The First Floor

Mary, Queen of Scots Home Page

Exterior Ground Floor Kitchens First Floor Second Floor Ladies' Gallery
From the hall of the ground floor, a 16th century oak door provides access to the staircase. The staircase leading to the first floor is remarkable because it is one of the first straight staircases - or banister on banister - built in France based on the Italian model. It is covered with a pitch vault with ribs intersecting at right-angles, the joins are decorated with keystones, the coffers are decorated with human figures, fruits and flowers (certain designs were hammered during the Revolution). The staircase with two banisters is intersected by a landing forming loggia with a balustrade from which you can discover a view of the Cher.

The first floor hall is tiled with small baked clay tiles stamped with a fleur de lys crossed by a dagger. The ceiling has exposed joists. Above the doors, marble medallions, brought from Italy by Catherine de Medici, show Roman emperors. The suite of six 17th century Audenarde tapestries represents hunting scenes according to Van der Meulen's sketches.
The staircase leading to the first floor Catherine Briçonnet's Hall
The Five Queens' Bedroom (below left) is thus named in memory of Catherine de Medici's two daughters and three daughters-in-law. Queen Margot (wife of Henry IV), Elisabeth of France (wife of Philip II of Spain), her daughters and Mary Stuart (wife of François II), Elisabeth of Austria (wife of Charles IX), Louise of Lorraine (wife of Henry III), her daughters-in-law.
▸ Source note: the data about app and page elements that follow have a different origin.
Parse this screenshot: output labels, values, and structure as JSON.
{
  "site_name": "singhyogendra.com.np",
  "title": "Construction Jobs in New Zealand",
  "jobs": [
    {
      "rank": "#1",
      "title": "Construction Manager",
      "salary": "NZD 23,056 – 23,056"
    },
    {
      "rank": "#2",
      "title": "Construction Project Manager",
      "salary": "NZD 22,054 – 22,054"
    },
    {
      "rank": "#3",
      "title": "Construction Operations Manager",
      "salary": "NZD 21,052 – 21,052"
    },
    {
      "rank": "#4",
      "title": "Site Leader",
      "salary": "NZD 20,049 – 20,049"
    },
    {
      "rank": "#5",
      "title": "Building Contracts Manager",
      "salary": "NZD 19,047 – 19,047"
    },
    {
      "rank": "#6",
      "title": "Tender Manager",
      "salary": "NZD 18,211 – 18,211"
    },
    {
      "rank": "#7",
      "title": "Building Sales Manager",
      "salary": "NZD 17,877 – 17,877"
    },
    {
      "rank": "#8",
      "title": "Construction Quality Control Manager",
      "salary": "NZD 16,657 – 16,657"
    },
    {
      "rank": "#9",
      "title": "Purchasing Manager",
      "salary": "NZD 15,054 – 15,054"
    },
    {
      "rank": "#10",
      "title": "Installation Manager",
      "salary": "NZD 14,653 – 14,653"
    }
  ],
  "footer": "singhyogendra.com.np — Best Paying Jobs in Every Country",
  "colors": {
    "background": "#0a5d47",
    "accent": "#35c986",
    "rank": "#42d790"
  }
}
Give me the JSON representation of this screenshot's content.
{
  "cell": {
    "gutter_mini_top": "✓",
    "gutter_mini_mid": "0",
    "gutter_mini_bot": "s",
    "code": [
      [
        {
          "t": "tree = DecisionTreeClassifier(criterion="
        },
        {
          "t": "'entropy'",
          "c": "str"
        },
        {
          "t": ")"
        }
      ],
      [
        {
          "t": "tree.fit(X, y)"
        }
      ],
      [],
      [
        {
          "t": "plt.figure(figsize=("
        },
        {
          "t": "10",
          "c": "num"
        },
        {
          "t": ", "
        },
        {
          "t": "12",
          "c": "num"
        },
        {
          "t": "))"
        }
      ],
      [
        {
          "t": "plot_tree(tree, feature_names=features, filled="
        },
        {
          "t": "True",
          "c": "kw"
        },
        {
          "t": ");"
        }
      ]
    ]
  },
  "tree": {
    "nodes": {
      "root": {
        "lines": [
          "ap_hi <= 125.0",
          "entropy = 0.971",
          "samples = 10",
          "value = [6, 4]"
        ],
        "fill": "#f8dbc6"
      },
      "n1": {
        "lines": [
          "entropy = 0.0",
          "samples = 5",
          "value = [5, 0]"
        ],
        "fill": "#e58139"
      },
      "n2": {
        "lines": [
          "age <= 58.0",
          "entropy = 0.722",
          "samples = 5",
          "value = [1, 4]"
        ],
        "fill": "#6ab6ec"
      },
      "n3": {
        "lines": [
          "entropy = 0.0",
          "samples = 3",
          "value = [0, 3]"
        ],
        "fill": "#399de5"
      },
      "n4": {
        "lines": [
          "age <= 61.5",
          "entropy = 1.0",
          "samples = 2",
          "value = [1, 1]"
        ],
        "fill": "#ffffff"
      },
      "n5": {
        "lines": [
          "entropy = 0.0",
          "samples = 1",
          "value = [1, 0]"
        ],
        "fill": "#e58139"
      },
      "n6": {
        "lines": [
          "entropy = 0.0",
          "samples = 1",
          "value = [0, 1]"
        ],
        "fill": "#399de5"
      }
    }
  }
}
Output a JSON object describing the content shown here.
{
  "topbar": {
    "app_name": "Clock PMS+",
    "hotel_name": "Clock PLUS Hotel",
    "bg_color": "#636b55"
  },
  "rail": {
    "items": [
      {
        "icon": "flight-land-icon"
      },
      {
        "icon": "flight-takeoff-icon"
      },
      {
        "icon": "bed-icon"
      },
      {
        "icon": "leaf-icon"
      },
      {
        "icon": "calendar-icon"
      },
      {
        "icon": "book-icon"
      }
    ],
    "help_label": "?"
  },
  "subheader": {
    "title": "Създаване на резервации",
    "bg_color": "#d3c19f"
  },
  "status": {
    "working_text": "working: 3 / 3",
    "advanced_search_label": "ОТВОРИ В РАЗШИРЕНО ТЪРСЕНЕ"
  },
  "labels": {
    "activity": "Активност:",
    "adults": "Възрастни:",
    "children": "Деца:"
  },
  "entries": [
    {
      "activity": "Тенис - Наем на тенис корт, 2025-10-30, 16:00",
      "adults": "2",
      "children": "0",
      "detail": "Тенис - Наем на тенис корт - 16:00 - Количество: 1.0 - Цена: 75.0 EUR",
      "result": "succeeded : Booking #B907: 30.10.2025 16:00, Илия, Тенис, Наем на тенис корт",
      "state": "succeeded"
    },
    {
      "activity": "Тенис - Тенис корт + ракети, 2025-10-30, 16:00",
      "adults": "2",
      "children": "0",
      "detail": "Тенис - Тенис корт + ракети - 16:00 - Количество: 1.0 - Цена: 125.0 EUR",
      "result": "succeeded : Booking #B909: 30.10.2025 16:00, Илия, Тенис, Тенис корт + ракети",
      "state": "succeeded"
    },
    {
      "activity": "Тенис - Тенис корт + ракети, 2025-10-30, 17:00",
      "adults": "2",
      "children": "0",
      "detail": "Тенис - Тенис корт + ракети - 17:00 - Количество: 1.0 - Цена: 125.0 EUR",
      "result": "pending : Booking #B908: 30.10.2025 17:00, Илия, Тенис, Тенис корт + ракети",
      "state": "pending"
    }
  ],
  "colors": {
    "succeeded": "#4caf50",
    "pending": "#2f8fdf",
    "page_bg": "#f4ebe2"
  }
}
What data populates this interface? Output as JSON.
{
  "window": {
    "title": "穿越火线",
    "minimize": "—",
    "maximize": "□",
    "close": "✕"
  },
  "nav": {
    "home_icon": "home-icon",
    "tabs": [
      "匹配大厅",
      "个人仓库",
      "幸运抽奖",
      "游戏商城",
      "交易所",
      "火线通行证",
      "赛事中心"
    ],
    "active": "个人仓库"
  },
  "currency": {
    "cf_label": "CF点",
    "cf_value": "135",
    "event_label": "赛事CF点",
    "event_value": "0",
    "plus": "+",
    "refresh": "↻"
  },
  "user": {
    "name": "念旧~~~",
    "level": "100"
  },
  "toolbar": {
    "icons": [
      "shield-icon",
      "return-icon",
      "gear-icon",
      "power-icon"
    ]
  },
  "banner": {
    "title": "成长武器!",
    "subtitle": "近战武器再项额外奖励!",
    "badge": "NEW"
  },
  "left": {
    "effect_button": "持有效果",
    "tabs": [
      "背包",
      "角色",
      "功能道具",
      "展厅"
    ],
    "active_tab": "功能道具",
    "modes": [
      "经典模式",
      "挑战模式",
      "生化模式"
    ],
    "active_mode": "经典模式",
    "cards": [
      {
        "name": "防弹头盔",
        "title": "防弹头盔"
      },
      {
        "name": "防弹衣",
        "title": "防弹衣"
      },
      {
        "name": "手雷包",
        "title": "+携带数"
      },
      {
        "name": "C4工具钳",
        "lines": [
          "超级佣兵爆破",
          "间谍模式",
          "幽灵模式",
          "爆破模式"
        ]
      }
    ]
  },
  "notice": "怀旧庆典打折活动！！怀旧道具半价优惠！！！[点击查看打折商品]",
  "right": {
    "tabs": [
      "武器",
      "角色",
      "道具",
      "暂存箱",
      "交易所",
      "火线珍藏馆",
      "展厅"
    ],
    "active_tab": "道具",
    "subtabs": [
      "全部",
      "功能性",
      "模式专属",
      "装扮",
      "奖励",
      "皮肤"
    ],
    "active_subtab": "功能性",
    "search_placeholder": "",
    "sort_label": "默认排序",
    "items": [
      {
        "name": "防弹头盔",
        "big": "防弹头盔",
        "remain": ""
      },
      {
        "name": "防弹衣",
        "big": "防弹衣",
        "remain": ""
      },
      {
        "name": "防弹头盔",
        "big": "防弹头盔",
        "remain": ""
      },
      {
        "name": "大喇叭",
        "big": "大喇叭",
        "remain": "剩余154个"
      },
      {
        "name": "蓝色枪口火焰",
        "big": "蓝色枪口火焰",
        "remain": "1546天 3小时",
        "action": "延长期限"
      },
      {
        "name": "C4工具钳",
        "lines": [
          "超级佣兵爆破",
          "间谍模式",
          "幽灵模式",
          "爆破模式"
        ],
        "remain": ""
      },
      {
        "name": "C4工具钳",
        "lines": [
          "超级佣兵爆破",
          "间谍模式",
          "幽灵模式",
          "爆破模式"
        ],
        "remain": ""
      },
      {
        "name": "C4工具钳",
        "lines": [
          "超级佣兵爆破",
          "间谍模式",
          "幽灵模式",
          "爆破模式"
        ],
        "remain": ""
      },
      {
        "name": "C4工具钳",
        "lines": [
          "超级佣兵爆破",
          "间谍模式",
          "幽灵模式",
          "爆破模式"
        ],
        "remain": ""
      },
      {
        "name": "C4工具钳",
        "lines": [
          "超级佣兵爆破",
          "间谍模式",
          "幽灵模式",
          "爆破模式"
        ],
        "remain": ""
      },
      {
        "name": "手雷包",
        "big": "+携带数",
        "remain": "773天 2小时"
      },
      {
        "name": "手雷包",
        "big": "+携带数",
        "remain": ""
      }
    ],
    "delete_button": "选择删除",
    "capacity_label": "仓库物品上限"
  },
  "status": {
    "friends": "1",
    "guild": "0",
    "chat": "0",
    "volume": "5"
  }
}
The 16th century coffer ceiling displays the Five Queens' coats-of-arms (click here to see Mary Stuart's). The chimney is from the Renaissance period. The walls are covered with a 16th century Flemish tapestry suite representing the siege of Troy and the kidnapping of Helene, Circus Games in the Coliseum and the crowning of King David. Another tapestry shows an episode from the life of Samson. The furniture is made up of a large four poster bed, two Gothic credence tables topped with the heads of two women in polychrome wood and a studded travel chest.

Catherine de Medici's bedroom (below right) has beautiful 16th century sculpted furniture and is decorated with a series of 16th century Flemish tapestries retracing Samson's life. They are remarkable for their edges filled with animals symbolising proverbs and fables, for example "The Crayfish and the Oyster" or "Skill is greater than Cunning". They chimney and the floor are Renaissance.
Five Queens' Bedroom Catherine de Medici's bedroom
This room (below) reminds us of Cesar of Vendôme, son of King Henry IV and Gabrielles d'Estrées, who became owner of Chenonceau in 1624. The Renaissance chimney was painted in the 19th century with Thomas Bohier's coat-of-arms. The window opening to the West is surrounded by two 17th century wooden Caryatids (below right). The walls are hung with 17th century Brussels tapestries illustrating the ancient myth of Demeter and Persephone. The four-poster bed and the furniture in this room are from the 16th century. Another room in memory of Gabrielles d'Estrées can be found on this floor.
Cesar of Vendôme's bedroom Wooden window frame
Above Catherine of Medici's hall found on the ground floor, is another hall on the first floor. Take the staircase to continue the visit to the second floor.

Back to other Châteaux